YOUR OBJECTIVE — The job is to find each line in the entries holding the string "label" and copy that line.

....

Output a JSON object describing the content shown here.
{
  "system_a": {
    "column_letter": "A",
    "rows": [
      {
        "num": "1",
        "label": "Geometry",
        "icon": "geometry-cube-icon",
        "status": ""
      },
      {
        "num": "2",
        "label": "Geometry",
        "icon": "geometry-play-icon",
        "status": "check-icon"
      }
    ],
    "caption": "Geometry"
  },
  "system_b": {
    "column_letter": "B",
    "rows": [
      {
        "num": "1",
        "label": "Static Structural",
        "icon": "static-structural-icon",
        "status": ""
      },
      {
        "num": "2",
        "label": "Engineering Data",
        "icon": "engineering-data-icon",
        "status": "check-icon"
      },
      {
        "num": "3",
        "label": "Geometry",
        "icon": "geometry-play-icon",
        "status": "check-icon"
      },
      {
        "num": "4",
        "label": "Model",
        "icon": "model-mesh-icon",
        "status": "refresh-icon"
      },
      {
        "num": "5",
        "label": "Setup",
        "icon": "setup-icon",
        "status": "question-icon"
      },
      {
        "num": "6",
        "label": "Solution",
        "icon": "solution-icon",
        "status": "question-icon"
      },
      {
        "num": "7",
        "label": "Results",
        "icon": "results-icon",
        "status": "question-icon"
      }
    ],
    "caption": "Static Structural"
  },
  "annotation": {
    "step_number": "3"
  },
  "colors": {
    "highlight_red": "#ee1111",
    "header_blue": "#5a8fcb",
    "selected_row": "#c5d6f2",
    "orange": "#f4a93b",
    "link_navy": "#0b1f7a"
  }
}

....

RESULT OF THE TASK —
        "label": "Geometry",
        "label": "Geometry",
        "label": "Static Structural",
        "label": "Engineering Data",
        "label": "Geometry",
        "label": "Model",
        "label": "Setup",
        "label": "Solution",
        "label": "Results",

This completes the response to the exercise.